The best class instructors earn the best salaries the market offers, bringing enhanced value to their fitness organisations, but pay is only one factor when it comes to attracting and retaining the best staff.
This was the consensus reached in HCM's recent Talking Point article on instructor pay
Four industry experts responded to a central question: with participation in group exercise growing fast and the role of the instructor never more important, have rates of pay increased at a fair pace?
Mark Talley, group fitness manager at Everyone Active, said: "Our instructor pay reflects markets rates and demand for certain skills, while also ensuring consumer costs remain affordable.
"Operating our community-focused services with a commercial head ensures we're able to offer wages that compete with private providers, while successfully navigating the changing landscape of local authority leisure provision, which is increasingly characterised by tighter budgets and growing demand."
Talley, along with Andy Tee of V1be and Colin Waggett of Third Space, points out that pay is part of a package, with facilities, training, opportunities for progression and the ethos of a brand also being important considerations for instructors in deciding where to work.
The added value of good instructors was stressed by Jean-ann Marnoch, instructor experience director at Les Mills UK, who said: "Good instructors are able to create a community in their class, connecting members with each other and themselves, which in turn leads to retention.
"You can't build this type of community around a treadmill. Boutiques have recognised this, but many other operators have not."
Tee said that if wages were pushed higher, many studios might struggle to pay, which could lead to an increase in virtual classes., but that “On the flip side, it might lead to more people entering the industry as class instructors, as opposed to the recent surge we've seen in people qualifying as PTs."
Waggett said the comparatively recent development of instructors earning higher rates of pay is leading to more of them viewing what they do as a career, rather than a hobby or a part-time job to complement their day job.

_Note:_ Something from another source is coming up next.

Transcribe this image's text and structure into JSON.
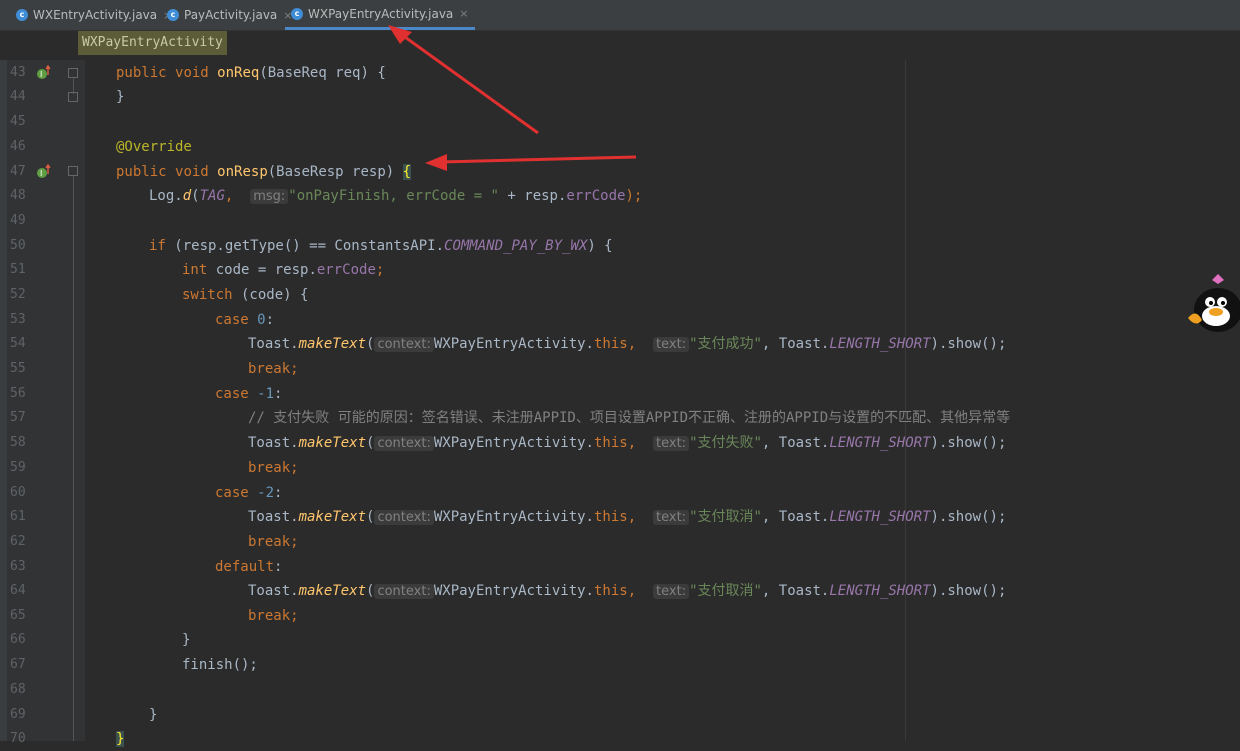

To read the full feature, see the June 2019 issue of Health Club Management here